Brent crude oil was up 38 cents at $52.19 a barrel by 1050 GMT,
recovering from Tuesday's slide to $50.25, its lowest level
since Nov. 30 when the Organization of the Petroleum Exporting
Countries announced plans to cut supplies.
U.S. light crude oil was up 37 cents at $49.23 a barrel, also
climbing from a three-month low.
The rebound has been cautious, with investors looking for
evidence that OPEC-led supply cuts will bring a sustained
drawdown in stockpiles since OPEC and non-OPEC producers began
cutting back output on Jan. 1.
"The dollar is weaker due to the U.S. Fed. I donít think it is
going to be enough to bring some follow-through buying to crude
oil. We need something more substantial," said Olivier Jakob of
Swiss consultancy Petromatrix.
The U.S. Energy Information Administration said on Wednesday
that crude oil stocks fell 237,000 barrels in the week to March
10, defying forecasts of a 10th weekly rise. [EIA/S]
Further support came on Wednesday from the International Energy
Agency (IEA). Although global inventories rose in January, the
agency said the oil market could be in deficit by 500,000
barrels per day (bpd) in the first half of 2017.
OPEC has broadly complied with its commitment to cut 1.2 million
bpd in the first half of the year, but investors have been
unnerved as stocks have kept climbing. The IEA called for
patience, saying cuts would take time to feed through. [IEA/M]

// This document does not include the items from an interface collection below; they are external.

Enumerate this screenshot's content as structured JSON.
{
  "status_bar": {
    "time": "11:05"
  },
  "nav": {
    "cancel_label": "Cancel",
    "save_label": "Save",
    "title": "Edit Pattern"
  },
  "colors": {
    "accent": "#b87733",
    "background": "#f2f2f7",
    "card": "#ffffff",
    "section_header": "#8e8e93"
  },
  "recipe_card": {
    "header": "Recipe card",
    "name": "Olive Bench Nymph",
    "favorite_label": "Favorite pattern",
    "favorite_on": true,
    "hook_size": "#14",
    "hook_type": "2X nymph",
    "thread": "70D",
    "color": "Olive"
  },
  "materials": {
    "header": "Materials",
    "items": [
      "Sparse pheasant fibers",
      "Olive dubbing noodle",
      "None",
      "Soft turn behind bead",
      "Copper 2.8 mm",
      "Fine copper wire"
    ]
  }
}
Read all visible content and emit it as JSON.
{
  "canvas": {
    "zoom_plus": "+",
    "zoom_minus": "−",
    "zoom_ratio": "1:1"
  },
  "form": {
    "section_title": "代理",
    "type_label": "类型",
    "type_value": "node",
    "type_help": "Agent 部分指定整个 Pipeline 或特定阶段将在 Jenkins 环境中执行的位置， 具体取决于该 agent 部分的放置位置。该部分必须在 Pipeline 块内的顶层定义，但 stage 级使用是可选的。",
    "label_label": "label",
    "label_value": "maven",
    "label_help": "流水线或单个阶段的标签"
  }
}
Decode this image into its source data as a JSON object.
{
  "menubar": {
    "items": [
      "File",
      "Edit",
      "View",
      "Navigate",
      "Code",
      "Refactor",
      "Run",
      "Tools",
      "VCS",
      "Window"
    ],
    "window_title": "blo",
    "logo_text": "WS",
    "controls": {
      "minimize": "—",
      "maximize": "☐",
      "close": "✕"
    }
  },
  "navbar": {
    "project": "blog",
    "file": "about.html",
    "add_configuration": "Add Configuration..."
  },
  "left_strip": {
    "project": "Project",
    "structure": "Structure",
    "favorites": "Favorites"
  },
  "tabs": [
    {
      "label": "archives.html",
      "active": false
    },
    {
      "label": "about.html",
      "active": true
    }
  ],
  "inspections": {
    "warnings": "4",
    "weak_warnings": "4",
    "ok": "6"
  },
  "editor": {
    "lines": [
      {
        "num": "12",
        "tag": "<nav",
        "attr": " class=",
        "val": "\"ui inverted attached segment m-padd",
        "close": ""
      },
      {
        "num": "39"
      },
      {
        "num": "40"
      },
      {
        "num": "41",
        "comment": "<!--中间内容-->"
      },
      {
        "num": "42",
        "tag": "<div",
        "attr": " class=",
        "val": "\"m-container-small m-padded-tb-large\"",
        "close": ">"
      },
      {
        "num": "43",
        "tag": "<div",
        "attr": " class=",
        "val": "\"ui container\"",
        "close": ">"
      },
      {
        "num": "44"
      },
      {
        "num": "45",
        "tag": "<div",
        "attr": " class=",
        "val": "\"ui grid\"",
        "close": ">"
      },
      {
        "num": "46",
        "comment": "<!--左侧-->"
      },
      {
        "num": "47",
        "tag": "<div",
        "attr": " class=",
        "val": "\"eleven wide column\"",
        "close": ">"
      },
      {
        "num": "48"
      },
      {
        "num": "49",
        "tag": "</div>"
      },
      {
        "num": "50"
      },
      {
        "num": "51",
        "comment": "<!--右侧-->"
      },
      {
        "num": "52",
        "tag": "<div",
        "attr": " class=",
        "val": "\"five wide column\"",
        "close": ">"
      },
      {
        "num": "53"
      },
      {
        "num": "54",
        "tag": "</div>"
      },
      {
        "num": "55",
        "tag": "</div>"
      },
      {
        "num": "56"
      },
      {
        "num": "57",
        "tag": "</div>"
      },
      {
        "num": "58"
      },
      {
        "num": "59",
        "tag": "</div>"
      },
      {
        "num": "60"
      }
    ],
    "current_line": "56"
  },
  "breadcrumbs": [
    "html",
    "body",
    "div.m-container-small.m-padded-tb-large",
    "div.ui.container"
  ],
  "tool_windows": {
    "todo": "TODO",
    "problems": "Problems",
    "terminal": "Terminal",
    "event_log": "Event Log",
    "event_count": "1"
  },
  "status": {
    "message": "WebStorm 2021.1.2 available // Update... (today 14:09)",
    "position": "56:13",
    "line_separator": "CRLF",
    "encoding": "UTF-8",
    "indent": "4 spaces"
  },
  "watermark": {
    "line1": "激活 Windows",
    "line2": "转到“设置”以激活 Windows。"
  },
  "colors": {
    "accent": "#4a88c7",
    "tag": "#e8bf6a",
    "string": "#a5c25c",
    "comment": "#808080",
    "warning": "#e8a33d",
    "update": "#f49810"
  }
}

Thursday's oil price rise seemed largely powered by a dip in the
dollar, helping commodities across the board. A decline in the
U.S. currency makes dollar-denominated commodities less
expensive for holders of other currencies.
OPEC has said it wants to see inventories fall below the
five-year average for industrialized nations. Stephen Brennock
of PVM oil brokerage said this would be achieved only if OPEC
kept supply reductions beyond the first half of 2017.
"Unless OPEC agrees to extend its self-imposed production
restraint beyond the June deadline, any claims of victory in the
battle against the oil glut will be premature," Brennock said.
OPEC member Kuwait said this week that it was ready to prolong
the deal to reduce supply. But OPEC heavyweight Saudi Arabia,
the world's biggest oil exporter, has said it is too early to
consider an extension.
(In sixth paragraph, story corrects name to Energy Information
Administration, not Agency.)
(Additional reporting by Aaron Sheldrick in Tokyo; Editing by
Christopher Johnson and Dale Hudson)
[© 2017 Thomson Reuters. All rights
Copyright 2017 Reuters. All rights reserved. This material may not be published,
broadcast, rewritten or redistributed.